If there is a religious place that many people frequent, it is the Lama Temple. The Tibetan Buddhist temple consists of five major halls and several galleries stocked with valuable relics. Initially, it was a palace for a prince, who later handed it over to the Buddhists from Tibet. It is now an actual temple devoted to the Yellow Sect of Buddhism, and you will encounter crowds of followers burning incense. From the time you enter it, you will feel an unexplainable calm and peace.
Birds Nest & Water cubes
Another attraction worth visiting is the Bird’s Nest and the Water Cube near the Minorities Park. These are the National Stadium and Aquatics Centre respectively. The stadium bears a resemblance to a bird’s nest, and it symbolizes the hope for the future of humanity.
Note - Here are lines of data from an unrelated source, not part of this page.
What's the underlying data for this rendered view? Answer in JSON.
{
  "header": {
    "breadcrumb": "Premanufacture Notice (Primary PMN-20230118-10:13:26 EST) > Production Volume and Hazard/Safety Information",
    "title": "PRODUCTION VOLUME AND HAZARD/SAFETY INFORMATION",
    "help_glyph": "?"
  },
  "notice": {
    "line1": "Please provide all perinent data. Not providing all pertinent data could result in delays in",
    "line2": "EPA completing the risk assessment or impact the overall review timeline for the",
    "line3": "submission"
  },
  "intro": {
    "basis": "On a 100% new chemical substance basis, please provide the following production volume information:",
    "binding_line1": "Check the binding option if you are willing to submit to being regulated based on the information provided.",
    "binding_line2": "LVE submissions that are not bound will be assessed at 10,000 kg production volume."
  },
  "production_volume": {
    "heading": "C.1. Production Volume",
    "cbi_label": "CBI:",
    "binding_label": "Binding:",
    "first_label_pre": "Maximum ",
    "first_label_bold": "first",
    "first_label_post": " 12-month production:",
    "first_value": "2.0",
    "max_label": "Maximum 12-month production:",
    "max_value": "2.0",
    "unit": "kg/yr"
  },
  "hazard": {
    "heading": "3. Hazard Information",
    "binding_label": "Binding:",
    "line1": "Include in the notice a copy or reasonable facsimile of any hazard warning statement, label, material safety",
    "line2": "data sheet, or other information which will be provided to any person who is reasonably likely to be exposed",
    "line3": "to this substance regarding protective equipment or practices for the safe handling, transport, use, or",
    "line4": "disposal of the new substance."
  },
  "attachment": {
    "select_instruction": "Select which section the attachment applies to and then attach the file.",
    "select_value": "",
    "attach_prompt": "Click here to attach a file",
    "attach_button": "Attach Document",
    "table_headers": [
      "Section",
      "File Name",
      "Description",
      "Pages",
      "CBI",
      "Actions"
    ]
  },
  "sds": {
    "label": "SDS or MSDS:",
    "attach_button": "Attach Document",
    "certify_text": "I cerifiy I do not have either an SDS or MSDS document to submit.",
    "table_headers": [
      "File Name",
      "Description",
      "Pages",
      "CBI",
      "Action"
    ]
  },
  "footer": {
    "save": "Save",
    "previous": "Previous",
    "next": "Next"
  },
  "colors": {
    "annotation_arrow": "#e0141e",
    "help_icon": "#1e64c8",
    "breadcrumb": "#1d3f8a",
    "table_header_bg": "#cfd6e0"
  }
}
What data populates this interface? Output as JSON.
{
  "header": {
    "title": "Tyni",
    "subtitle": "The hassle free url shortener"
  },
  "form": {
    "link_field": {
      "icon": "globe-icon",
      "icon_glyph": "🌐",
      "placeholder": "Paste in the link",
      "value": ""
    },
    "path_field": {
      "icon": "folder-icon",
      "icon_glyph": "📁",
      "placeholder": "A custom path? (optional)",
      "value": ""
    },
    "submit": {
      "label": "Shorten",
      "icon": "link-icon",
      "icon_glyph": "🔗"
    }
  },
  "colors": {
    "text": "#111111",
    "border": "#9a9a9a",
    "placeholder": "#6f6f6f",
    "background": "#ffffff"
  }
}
It is where the opening and closing ceremony for the 2008 Games took place. The Water Cube on its part has a creative soap bubble design that forms a gigantic square box.
Irrespective of how busy you will be, it is unacceptable for you to visit Beijing and fail to have a pecking duck dinner or sample the authentic Chinese cuisine. The city has plenty of eating joints ranging from traditional local hotels, mid-range city restaurants to high-end restaurants.
Beijing’s bustling nightlife will leave you spoilt for choice. Besides the restaurants serving sumptuous treats, there are Night Shows featuring Kong fu shows, acrobatics, and live theater.
If you are into shopping or if you wish to purchase items as souvenirs for your trip, Beijing areas like Xidan and Wangfujing have well-stocked markets and shopping Malls. The prominent ones include the Silk and Pearl Markets, frequented by foreign visitors.